(Stored records)

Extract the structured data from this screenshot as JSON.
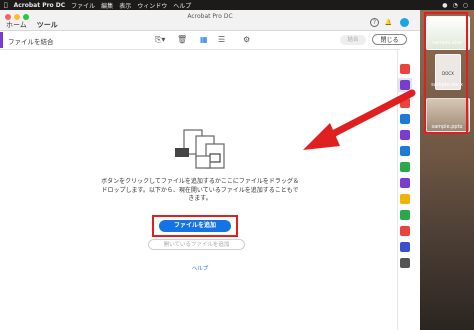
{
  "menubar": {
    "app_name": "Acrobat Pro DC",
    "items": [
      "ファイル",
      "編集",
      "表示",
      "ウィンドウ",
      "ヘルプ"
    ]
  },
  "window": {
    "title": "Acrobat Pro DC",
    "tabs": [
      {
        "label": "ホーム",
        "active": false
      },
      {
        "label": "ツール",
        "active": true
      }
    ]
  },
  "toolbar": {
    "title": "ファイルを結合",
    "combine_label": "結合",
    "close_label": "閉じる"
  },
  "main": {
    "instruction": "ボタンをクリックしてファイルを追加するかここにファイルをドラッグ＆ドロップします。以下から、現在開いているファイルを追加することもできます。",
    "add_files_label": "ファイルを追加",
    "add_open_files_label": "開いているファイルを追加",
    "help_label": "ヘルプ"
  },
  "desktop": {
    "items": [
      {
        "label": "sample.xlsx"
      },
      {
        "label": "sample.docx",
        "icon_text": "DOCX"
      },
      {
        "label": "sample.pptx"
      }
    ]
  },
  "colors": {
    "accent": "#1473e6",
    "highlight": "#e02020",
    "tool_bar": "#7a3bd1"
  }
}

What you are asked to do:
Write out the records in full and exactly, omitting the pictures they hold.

Answer to the exercise:
Extract the structured data from this screenshot as JSON.
{
  "menubar": {
    "app_name": "Acrobat Pro DC",
    "items": [
      "ファイル",
      "編集",
      "表示",
      "ウィンドウ",
      "ヘルプ"
    ]
  },
  "window": {
    "title": "Acrobat Pro DC",
    "tabs": [
      {
        "label": "ホーム",
        "active": false
      },
      {
        "label": "ツール",
        "active": true
      }
    ]
  },
  "toolbar": {
    "title": "ファイルを結合",
    "combine_label": "結合",
    "close_label": "閉じる"
  },
  "main": {
    "instruction": "ボタンをクリックしてファイルを追加するかここにファイルをドラッグ＆ドロップします。以下から、現在開いているファイルを追加することもできます。",
    "add_files_label": "ファイルを追加",
    "add_open_files_label": "開いているファイルを追加",
    "help_label": "ヘルプ"
  },
  "desktop": {
    "items": [
      {
        "label": "sample.xlsx"
      },
      {
        "label": "sample.docx",
        "icon_text": "DOCX"
      },
      {
        "label": "sample.pptx"
      }
    ]
  },
  "colors": {
    "accent": "#1473e6",
    "highlight": "#e02020",
    "tool_bar": "#7a3bd1"
  }
}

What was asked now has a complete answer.